Charley Lineweaver, a provocative cosmologist with The Australian National University, believes the “Planet of the Apes Hypothesis” -a theory subscribed to by Carl Sagan and the astronomers involved with the Search for Extraterrestrial Intelligence (SETI), that human-like intelligence is a convergent feature of evolution -that there is an intelligence niche, into which other species will evolve if the human species goes extinct is based on a flawed notion of evolution, a notion that could have serious implications for our search for intelligent life elsewhere in the Milky Way Galaxy.
Let’s take a quick look at the plot of the 1968 movie, “Planet of the Apes,” with Charlton Heston playing the role of Taylor, an astronaut on an interstellar journey. After traveling for over two thousand years at nearly the speed of light (during which the astronaut crew ages only 18 months due to time dilation), the spacecraft crash lands on a planet that has oxygen comprising 20 percent of the atmosphere, and a 23 hour 56 minute sidereal period.
Charley Lineweaver, a cosmologist with The Australian National University, believes the “Planet of the Apes Hypothesis” -a theory subscribed to by Carl Sagan and the astronomers involved with the Search for Extraterrestrial Intelligence (SETI), that human-like intelligence is a convergent feature of evolution -that there is an intelligence niche, into which other species will evolve if the human species goes extinct is based on a flawed notion of evolution, a notion that could have serious implications for our search for intelligent life elsewhere in the Milky Way Galaxy.
A newly identified species, a loriciferan identified as a species of the genus Spinoloricus discovered by Roberto Danovaro at the Polytechnic University of Marche in Ancona, Italy last year may provide a preview of future discoveries of alien lifeforms.
“The discovery of these life forms opens new perspectives for the study of metazoan life in habitats lacking molecular oxygen,” wrote Danovaro, a marine biologist.
Electron microscopy revealed the three new species of loriciferans, resembling jellyfish sprouting from a conical shell, that lack mitochondria, the energy-making organelles or components in our cells that allow us to generate energy from oxygen among other functions. Instead, they possess large numbers of organelles resembling hydrogenosomes — anaerobic forms of mitochondria — that were previously seen in single-celled organisms inhabiting zero-oxygen environments.
Stephen Hawking: Warum wimmelt es in unserer Galaxis nicht von mechanischem oder biologischem Leben?
In his famous lecture on Life in the Universe, Stephen Hawking asks: “What are the chances that we will encounter some alien form of life, as we explore the galaxy?”
If the argument about the time scale for the appearance of life on Earth is correct, Hawking says “there ought to be many other stars, whose planets have life on them. Some of these stellar systems could have formed 5 billion years before the Earth. So why is the galaxy not crawling with self-designing mechanical or biological life forms?”
Why hasn’t the Earth been visited, and even colonized? Hawking asks. “I discount suggestions that UFO’s contain beings from outer space.
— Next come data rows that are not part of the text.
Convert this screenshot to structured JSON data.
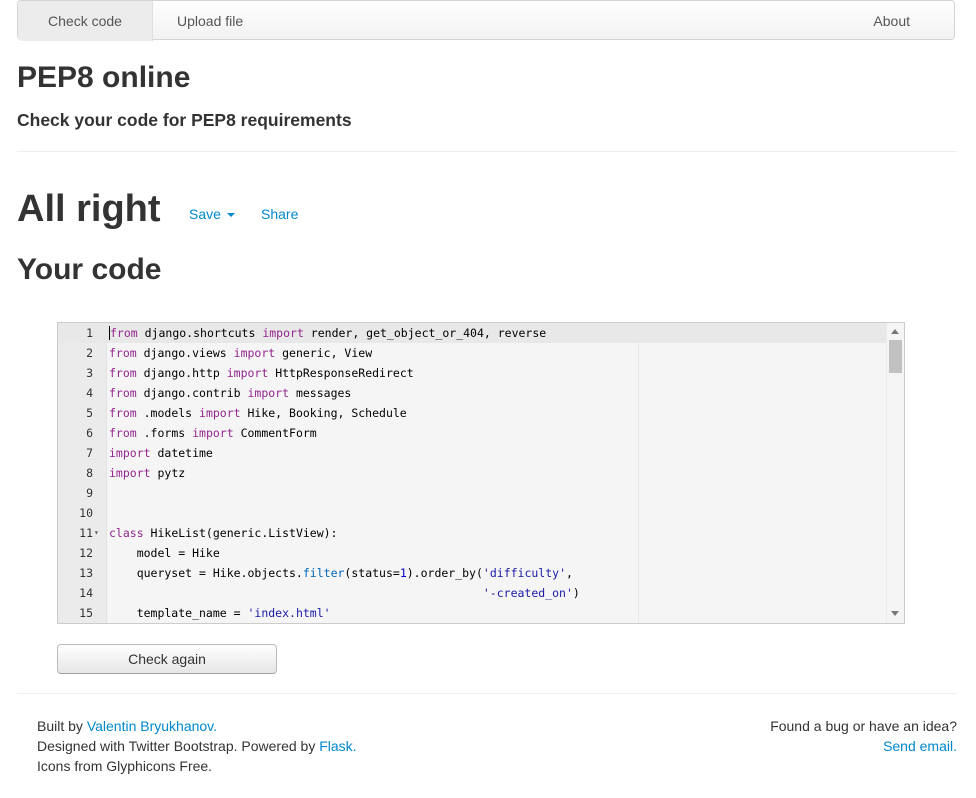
{
  "nav": {
    "check_code": "Check code",
    "upload_file": "Upload file",
    "about": "About"
  },
  "header": {
    "title": "PEP8 online",
    "subtitle": "Check your code for PEP8 requirements"
  },
  "result": {
    "status": "All right",
    "save_label": "Save",
    "share_label": "Share",
    "code_heading": "Your code"
  },
  "editor": {
    "lines": [
      {
        "n": "1",
        "code": "from django.shortcuts import render, get_object_or_404, reverse"
      },
      {
        "n": "2",
        "code": "from django.views import generic, View"
      },
      {
        "n": "3",
        "code": "from django.http import HttpResponseRedirect"
      },
      {
        "n": "4",
        "code": "from django.contrib import messages"
      },
      {
        "n": "5",
        "code": "from .models import Hike, Booking, Schedule"
      },
      {
        "n": "6",
        "code": "from .forms import CommentForm"
      },
      {
        "n": "7",
        "code": "import datetime"
      },
      {
        "n": "8",
        "code": "import pytz"
      },
      {
        "n": "9",
        "code": ""
      },
      {
        "n": "10",
        "code": ""
      },
      {
        "n": "11",
        "code": "class HikeList(generic.ListView):"
      },
      {
        "n": "12",
        "code": "    model = Hike"
      },
      {
        "n": "13",
        "code": "    queryset = Hike.objects.filter(status=1).order_by('difficulty',"
      },
      {
        "n": "14",
        "code": "                                                      '-created_on')"
      },
      {
        "n": "15",
        "code": "    template_name = 'index.html'"
      }
    ]
  },
  "check_again_label": "Check again",
  "footer": {
    "built_by_prefix": "Built by ",
    "author": "Valentin Bryukhanov.",
    "designed_prefix": "Designed with Twitter Bootstrap. Powered by ",
    "flask": "Flask.",
    "icons": "Icons from Glyphicons Free.",
    "bug_text": "Found a bug or have an idea?",
    "send_email": "Send email."
  },
  "colors": {
    "link": "#0088cc",
    "keyword": "#93258e",
    "function": "#0066bb",
    "string": "#1a1aa6"
  }
}
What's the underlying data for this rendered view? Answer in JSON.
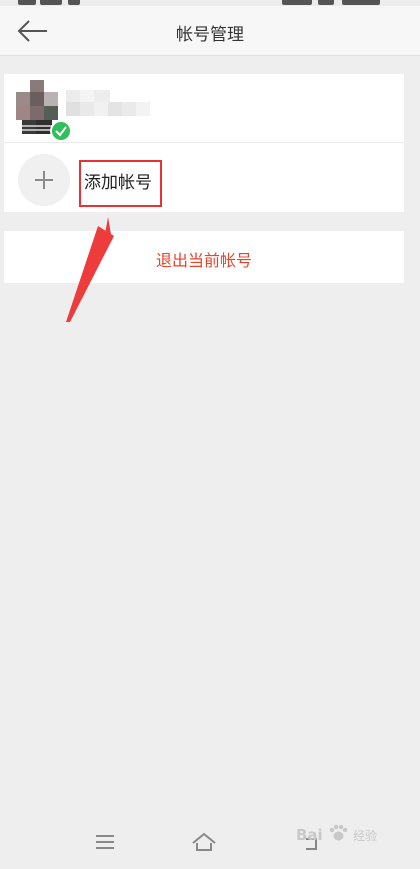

I think any visits by aliens, would be much more obvious, and probably also, much more unpleasant.”
Hawking continues: “What is the explanation of why we have not been visited? One possibility is that the argument, about the appearance of life on Earth, is wrong. Maybe the probability of life spontaneously appearing is so low, that Earth is the only planet in the galaxy, or in the observable universe, in which it happened. Another possibility is that there was a reasonable probability of forming self reproducing systems, like cells, but that most of these forms of life did not evolve intelligence.”
We are used to thinking of intelligent life, as an inevitable consequence of evolution, Hawking emphasized, but it is more likely that evolution is a random process, with intelligence as only one of a large number of possible outcomes.
Intelligence, Hawking believes contrary to our human-centric existece, may not have any long-term survival value. In comparison the microbial world, will live on, even if all other life on Earth is wiped out by our actions. Hawking’s main insight is that intelligence was an unlikely development for life on Earth, from the chronology of evolution: “It took a very long time, two and a half billion years, to go from single cells to multi-cell beings, which are a necessary precursor to intelligence. This is a good fraction of the total time available, before the Sun blows up. So it would be consistent with the hypothesis, that the probability for life to develop intelligence, is low. In this case, we might expect to find many other life forms in the galaxy, but we are unlikely to find intelligent life.”